More American adults drink coffee daily than have money invested in the stock market.
Less than half, or 48%, of American adults have money in stocks, according to Bankrate's Money Pulse survey. Compared to that, about 61% of adults have at least a cup of coffee daily, according to the latest National Coffee Drinking Trends.
The stock-owning Americans include anyone that has money invested in pension funds, 401(k) retirement plans, IRAs, mutual funds, ETFs or those owning individual stocks like Apple (Tech30), , Ford ( and )Tesla (. )
The low number is an alarming trend for America's financial future.
Daily coffee consumption has been growing in recent years, while stock ownership peaked in 2007 -- just before the worst of the financial crisis and Great Recession, according to data from the Federal Reserve.
Missing out on the bull market: Americans who have kept their money on the sidelines are likely regretting it.
The U.S. stock market is in the midst of one of its longest surges in history. The popular S&P 500 Index, which tracks the 500 biggest and most well known publicly traded America companies, has risen over 200% since it bottomed out in March of 2009.
To put it another way, if you took roughly the $1,200 a year spent on buying a daily Starbucks ( grande caffe latte and put it in the stock market in March 2009, you would have $3,600 today. )
"Despite the market hitting record highs, retail investors have dramatically increased their allocation to cash," says Suzanne Duncan, global head of research at State Street's Center for Applied Research.
The stock market gains are only making the rich richer, exacerbating the nation's inequality problems.
Why people don't invest: The Bankrate survey identified a number of factors that keeps people from investing. The biggest problem by far is that people don't have enough money to invest.
As CNNMoney has reported, median household income in America isn't much higher than where it was in 1995. Many families simply aren't seeing their finances improve enough to feel comfortable investing in stocks.
It's particularly problematic among young adults. Just over a quarter of adults under 30 reported having any money in stocks or in funds that invested in stocks, according to the Bankrate survey. Young people have the most to gain by investing in stocks since research shows that they the market is likely to rise a lot in the decades before they retire.
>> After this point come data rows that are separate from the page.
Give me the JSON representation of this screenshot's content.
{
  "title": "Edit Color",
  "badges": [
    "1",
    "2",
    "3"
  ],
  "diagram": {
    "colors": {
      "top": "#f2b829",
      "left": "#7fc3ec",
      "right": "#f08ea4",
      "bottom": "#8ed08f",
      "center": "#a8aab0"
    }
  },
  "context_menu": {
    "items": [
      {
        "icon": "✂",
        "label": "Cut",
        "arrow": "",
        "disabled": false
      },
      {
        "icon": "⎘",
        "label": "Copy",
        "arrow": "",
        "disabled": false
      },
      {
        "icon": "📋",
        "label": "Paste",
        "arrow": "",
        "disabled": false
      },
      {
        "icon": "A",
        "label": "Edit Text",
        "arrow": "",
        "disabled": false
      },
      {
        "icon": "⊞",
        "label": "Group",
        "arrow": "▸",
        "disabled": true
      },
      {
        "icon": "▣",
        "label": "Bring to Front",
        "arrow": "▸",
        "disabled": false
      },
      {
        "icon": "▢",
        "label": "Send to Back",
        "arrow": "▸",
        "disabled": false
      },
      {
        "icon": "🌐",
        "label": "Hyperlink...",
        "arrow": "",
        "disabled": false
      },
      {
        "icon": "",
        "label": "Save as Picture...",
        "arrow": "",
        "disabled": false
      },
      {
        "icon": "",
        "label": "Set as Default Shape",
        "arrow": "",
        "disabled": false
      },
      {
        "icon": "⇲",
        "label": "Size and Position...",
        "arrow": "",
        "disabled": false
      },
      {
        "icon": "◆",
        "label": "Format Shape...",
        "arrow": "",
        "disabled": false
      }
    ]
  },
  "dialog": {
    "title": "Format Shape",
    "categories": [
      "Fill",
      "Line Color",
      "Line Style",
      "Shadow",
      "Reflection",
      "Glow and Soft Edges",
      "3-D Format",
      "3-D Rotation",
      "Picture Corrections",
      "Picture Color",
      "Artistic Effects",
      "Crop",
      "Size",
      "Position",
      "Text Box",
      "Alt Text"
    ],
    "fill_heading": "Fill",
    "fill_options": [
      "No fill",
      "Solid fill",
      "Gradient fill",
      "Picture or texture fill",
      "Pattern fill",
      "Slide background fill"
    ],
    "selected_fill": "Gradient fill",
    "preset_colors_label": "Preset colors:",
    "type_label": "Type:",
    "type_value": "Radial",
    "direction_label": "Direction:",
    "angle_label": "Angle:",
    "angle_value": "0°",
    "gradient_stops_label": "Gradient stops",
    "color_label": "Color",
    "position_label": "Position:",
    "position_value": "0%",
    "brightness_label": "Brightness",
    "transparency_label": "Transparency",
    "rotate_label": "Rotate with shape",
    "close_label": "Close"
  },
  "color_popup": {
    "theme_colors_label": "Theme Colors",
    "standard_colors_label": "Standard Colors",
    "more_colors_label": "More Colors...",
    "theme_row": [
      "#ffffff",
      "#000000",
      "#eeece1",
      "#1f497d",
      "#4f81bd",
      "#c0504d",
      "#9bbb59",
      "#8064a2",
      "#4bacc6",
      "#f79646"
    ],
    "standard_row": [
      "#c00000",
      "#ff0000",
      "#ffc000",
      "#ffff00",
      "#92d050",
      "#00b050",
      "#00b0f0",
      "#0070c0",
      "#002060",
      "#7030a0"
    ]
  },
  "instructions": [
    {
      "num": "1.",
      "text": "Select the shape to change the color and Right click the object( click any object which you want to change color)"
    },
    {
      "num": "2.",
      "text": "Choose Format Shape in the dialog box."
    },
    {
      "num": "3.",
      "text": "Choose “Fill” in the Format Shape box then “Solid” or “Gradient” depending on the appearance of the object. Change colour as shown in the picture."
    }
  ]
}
The next largest barriers are that people don't feel educated enough about the stock market, they don't trust stock brokers, and they think it's too risky to be in equities.
Randy Frederick, managing director of trading and derivatives at Schwab's Center for Financial Research gets a lot of inquiries from fearful investors who aren't sure they want to get into stocks or get back in.
"People often call and ask me: 'What about the flash crash?'" Federick told CNNMoney. "I tell them that's only happened once and the market came back. Let's focus on the other 99% of the time."